As to the goal of parsing the arXiv formulas, the most direct application is "semantic search" over the formulas. I'll try to give an example that is easy to think about.
I recently had an exchange where someone stated "obviously a blackboard N (ℕ) can only mean the set of natural numbers". Since I have the arXiv data in machine-readable form I could quickly grep for "let ℕ" and recovered the following snippets from actual papers:
1. Linear algebra - a matrix
- "let ℕ be the matrix given by proposition 2"
2. Category theory
- "let ℕ be a functor of R modules"
- "let ℕ be the category of finite sets with inclusions as morphisms"
3. Information theory - coding instance
- "let ℕ be a secure network coding instance and 𝕀 be the corresponding secure index coding instance obtained using the network to index coding mapping"
4. Topology - a complex
- "let ℕ be the complex containing the point x the argument in wet(x,𝕄) and let ℕ^' be the other complex"
5. Probability theory - a martingale
- "let ℕ be a continuous local martingale with values in ..."
And there are probably others. This is to motivate that likely ALL symbols in expressions have a multitude of meanings, when taken to the arXiv's scale. Hence the need for an approach capable of dealing with the explosion of lexical ambiguity in math syntax. If one could craft rules for all scientific subdomains (as well as one "generic" domain so that well-formed expressions in unknown/new domains succeed to parse), one could get a forest of all coherent parses, while pruning away all senseless readings. The parse forest can then be packed and serialized (in e.g. Content MathML) for downstream applications to reuse. The most direct one being semantic search engines such as MathWebSearch, which can let authors write queries that target a symbol's meaning, rather than its syntactic sign:
As an example, quite neatly, you could ask for an expression involving a variable known to be a "martingale" (by setting a query variable's type), and obtain surprising results in notations one wasn't familiar with (such as the blackboard N here).
There are other applications beyond search, e.g. making expressions easy to transfer into computer algebra systems, eventually heading towards the long-term goal of being able to have a computer assistant walk a paper's equations and find obvious contradictions/errors akin to the way a spellchecker validates words.

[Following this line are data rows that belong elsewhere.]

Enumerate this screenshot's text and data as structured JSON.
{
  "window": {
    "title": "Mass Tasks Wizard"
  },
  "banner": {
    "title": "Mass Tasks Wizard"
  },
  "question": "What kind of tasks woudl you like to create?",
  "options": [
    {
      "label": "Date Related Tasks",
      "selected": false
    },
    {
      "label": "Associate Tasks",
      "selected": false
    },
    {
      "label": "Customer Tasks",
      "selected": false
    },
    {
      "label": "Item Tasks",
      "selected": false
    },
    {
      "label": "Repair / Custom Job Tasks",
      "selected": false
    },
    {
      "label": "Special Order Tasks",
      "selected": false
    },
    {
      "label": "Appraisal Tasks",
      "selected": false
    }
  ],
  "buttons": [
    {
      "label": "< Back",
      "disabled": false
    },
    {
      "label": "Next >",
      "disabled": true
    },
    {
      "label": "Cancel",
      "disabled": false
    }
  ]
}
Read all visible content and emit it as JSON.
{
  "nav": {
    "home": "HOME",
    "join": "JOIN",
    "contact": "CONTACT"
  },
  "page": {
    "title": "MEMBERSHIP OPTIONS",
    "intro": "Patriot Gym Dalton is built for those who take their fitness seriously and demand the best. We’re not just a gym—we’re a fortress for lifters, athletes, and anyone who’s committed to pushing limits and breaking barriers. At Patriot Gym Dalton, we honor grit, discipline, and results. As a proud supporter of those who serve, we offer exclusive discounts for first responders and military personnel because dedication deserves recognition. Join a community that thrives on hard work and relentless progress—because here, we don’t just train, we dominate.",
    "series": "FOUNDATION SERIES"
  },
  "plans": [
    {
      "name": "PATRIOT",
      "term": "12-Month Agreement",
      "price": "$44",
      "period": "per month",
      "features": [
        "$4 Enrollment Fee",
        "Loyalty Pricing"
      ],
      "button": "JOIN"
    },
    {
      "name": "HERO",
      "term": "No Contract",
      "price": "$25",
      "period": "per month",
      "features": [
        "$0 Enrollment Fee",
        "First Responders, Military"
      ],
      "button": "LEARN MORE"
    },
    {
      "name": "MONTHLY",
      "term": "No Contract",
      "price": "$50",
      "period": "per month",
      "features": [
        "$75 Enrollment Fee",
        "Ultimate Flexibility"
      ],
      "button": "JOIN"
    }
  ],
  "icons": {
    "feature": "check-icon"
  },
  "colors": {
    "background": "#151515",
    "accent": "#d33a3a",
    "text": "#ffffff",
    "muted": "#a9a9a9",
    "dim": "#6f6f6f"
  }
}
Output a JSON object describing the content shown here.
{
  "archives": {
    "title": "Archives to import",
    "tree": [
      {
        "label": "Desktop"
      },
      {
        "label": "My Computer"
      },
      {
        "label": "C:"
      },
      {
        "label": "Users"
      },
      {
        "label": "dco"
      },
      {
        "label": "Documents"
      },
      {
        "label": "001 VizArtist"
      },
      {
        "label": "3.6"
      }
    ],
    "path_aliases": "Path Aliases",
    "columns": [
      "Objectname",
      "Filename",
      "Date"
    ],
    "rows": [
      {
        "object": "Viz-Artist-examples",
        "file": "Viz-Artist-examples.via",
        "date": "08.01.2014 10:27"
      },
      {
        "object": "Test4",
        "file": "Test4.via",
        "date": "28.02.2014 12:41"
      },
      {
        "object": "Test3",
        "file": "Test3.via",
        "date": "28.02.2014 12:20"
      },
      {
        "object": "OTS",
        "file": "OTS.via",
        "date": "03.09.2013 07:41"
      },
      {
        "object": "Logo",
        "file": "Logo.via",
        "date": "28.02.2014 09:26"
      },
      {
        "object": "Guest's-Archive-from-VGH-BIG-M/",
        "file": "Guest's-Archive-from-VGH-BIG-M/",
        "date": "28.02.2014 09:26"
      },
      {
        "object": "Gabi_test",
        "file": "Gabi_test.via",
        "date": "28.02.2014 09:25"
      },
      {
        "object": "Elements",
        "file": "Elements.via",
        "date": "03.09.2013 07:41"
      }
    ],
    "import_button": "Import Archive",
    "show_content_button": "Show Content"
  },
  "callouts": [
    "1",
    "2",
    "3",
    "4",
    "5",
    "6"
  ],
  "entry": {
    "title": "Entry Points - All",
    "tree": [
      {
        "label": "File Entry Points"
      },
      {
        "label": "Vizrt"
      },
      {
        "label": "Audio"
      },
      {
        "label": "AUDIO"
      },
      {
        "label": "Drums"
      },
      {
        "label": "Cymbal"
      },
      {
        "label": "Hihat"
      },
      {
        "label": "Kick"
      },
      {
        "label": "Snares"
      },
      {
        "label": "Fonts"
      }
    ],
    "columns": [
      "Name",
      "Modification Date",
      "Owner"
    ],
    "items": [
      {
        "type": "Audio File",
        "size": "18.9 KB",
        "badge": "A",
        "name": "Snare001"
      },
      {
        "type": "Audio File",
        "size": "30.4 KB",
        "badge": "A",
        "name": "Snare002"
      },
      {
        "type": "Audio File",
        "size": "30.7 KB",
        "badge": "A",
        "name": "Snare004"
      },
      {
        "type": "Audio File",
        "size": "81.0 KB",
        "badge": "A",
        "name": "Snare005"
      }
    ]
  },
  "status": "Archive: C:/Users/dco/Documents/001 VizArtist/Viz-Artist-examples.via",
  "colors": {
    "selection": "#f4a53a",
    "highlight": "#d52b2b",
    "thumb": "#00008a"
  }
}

I should try to setup the Discord you referred to, could be interesting to co-brainstorm at some point. But I have some work to do on my end before I get back to juggling the parse forests.